◆ PROVIDED DATA
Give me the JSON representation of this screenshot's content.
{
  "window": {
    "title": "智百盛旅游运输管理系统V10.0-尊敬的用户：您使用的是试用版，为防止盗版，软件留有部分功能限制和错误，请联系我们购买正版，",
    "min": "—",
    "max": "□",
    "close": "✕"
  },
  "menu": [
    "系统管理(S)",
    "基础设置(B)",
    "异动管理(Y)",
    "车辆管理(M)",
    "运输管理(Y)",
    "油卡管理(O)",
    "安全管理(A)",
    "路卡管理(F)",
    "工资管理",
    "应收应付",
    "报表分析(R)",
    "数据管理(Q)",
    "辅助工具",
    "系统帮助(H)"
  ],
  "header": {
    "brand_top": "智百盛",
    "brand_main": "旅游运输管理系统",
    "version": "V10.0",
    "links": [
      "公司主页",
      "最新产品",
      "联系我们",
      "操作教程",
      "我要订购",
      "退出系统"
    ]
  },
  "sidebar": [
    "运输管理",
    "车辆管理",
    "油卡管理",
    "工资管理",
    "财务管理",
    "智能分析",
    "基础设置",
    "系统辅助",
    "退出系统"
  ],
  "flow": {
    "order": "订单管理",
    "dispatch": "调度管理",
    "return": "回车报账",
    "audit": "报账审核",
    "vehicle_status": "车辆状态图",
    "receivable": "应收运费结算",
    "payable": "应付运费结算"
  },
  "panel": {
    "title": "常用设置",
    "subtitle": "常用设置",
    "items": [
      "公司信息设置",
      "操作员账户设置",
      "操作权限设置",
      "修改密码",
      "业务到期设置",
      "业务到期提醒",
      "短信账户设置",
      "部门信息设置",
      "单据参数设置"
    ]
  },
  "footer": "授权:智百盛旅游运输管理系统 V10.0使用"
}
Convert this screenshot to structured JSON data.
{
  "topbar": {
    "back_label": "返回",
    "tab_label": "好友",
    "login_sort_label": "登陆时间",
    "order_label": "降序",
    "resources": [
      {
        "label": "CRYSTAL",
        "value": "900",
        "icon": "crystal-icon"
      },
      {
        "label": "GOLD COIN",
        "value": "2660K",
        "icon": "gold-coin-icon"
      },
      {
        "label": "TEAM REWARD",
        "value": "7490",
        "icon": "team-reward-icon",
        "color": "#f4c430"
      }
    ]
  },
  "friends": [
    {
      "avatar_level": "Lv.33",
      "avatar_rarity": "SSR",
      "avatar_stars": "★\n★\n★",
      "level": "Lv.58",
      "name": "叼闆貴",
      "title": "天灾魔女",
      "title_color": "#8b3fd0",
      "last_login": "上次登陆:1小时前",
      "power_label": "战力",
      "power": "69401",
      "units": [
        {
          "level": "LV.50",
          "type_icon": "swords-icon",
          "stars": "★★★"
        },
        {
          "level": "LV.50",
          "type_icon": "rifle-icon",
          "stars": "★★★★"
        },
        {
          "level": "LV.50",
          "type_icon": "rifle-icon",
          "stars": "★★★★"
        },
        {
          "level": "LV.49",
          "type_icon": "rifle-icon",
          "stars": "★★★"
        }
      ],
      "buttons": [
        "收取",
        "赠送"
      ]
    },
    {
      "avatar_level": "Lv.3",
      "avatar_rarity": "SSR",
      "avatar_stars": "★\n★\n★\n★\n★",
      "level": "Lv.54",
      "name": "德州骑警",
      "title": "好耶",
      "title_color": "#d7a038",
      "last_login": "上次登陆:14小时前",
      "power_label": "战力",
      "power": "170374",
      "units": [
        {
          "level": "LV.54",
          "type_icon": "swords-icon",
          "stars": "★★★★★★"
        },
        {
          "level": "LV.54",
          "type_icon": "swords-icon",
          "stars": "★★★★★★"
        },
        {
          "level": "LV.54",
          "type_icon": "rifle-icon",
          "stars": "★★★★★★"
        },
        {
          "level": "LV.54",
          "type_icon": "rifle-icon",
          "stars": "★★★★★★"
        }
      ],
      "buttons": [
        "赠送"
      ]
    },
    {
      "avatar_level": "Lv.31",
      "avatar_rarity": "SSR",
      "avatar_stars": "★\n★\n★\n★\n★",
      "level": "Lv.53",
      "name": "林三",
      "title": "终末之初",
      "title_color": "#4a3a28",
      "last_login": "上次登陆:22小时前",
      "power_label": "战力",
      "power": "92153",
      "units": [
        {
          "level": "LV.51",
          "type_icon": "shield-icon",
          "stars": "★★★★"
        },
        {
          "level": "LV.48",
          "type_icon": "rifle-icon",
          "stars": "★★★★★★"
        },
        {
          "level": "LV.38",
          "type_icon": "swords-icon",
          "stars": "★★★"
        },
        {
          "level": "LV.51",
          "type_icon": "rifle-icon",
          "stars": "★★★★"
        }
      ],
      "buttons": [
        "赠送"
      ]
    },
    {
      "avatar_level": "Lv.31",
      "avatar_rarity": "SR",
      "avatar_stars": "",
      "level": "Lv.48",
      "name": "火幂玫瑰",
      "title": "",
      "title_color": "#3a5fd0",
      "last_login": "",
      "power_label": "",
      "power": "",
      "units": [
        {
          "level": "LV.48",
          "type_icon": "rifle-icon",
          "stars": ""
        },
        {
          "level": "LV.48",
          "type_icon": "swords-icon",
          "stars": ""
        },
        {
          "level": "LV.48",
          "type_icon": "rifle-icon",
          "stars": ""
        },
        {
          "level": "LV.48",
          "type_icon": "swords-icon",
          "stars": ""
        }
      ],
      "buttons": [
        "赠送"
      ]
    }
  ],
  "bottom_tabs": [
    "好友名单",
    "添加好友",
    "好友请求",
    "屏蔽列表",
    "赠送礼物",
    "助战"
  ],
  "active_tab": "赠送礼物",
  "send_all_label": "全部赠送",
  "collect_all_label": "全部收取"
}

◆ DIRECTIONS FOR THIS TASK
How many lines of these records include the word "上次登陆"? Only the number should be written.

◆ SOLUTION TO THIS PROBLEM
3